— The Rev. Kathleen Waugh, MSW, associate pastor, First Presbyterian Church, Medford

Daylight hours are not a problem

I would have to agree with the MT in regards to First Presbyterian's opposition to the Gypsy Blues Bar's re-location. Rarely in Medford do you see a bar "hopping" with people during the daylight hours. If it is hopping, it's usually because food is being served and little alcohol is being consumed.

You usually have working class people in the bar during the day who are there to eat on their lunch hour or have a drink before heading back to work. So far, the statistics are just not there yet to support the church's claim that their female employees could become victims of crime.

I don't know what the statistics are myself but I rarely see articles in the paper or on the news about someone being attacked by a bar patron with no provocation, whether it's during the day or the evening. Thus, I would have to vote in favor of allowing the Gypsy to open without delay if it were up to me.

— Steve M. Ryan

Bars, schools don't mix

I am writing as an educator and grandparent of a child that attends the Sarah Corson Child Care and Learning Center at the First Presbyterian Church in Medford. I know of no school in the city of Medford that has a bar located across the street. I know of no teacher or administrator who would want there to be a bar located across the street from their school. Is there some difference because these schools are owned and operated by a church?

For three generations, people have chosen the pre-school and, more recently, the Sarah Corson Center of First Presbyterian because the schools have been trustworthy stewards of our children's well-being. 90% of us are not members of the church. We are people who work downtown or have chosen the schools because of the excellence of their programs. These schools have provided commitment and support to parents in their difficult and challenging responsibilities to rear children and build families. The staff who welcome and provide care for, teach, play with and guide children, including many with special needs, are responsible first for the children's physical and emotional well being and safety.

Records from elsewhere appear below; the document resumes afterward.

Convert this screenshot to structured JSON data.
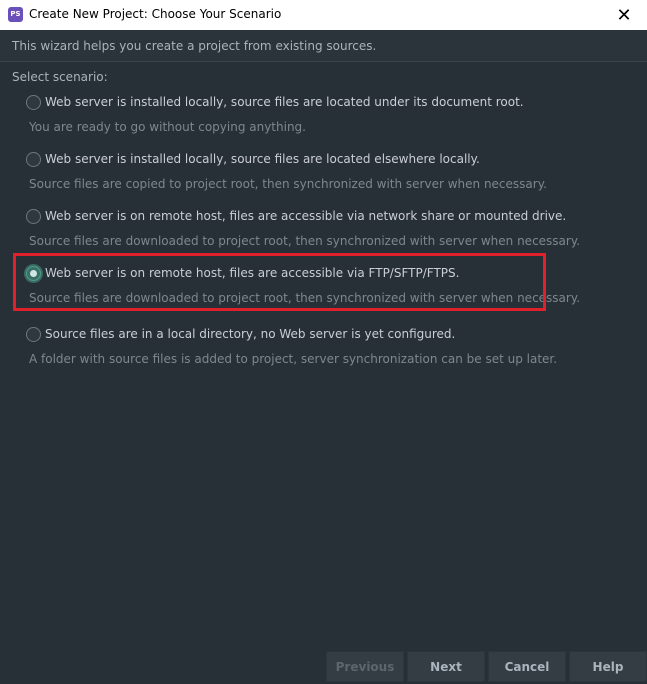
{
  "window": {
    "app_icon": "PS",
    "title": "Create New Project: Choose Your Scenario",
    "close_glyph": "✕"
  },
  "intro": "This wizard helps you create a project from existing sources.",
  "select_label": "Select scenario:",
  "options": [
    {
      "label": "Web server is installed locally, source files are located under its document root.",
      "description": "You are ready to go without copying anything.",
      "selected": false
    },
    {
      "label": "Web server is installed locally, source files are located elsewhere locally.",
      "description": "Source files are copied to project root, then synchronized with server when necessary.",
      "selected": false
    },
    {
      "label": "Web server is on remote host, files are accessible via network share or mounted drive.",
      "description": "Source files are downloaded to project root, then synchronized with server when necessary.",
      "selected": false
    },
    {
      "label": "Web server is on remote host, files are accessible via FTP/SFTP/FTPS.",
      "description": "Source files are downloaded to project root, then synchronized with server when necessary.",
      "selected": true
    },
    {
      "label": "Source files are in a local directory, no Web server is yet configured.",
      "description": "A folder with source files is added to project, server synchronization can be set up later.",
      "selected": false
    }
  ],
  "buttons": {
    "previous": "Previous",
    "next": "Next",
    "cancel": "Cancel",
    "help": "Help"
  },
  "colors": {
    "highlight": "#e0202a",
    "background": "#283037"
  }
}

We have trusted that our children will be safe there. We know also that after school tutoring programs, English as a second language opportunities, after school youth activities and 12 step programs, are among the many community based and faith based programs that are going on daily at the church.

Substance abuse and alcohol are two key factors that can break down a person's

internal inhibitors against dangerous or abusive activities. This bar will be opening its doors at 11am and be in operation for 7 hours during the operating hours of the schools and 3 or four more hours during the evening programs. I am sure that it is true that a person can find a bar a few blocks away and manage to come over and cause a problem for one of these programs. But why increase the risk by allowing a bar to operate in such close proximity?

I am surprised that the Mail tribune believes that First Presbyterian Church should not be in opposition to a bar opening across the street from its schools. Does the Mail Tribune believe that the leadership of the church and the schools should abrogate its responsibility to provide a place of safety for those in its care? This church has been a leader in urban renewal and providing help for the people who live and work in the downtown community.

— Arlene Louis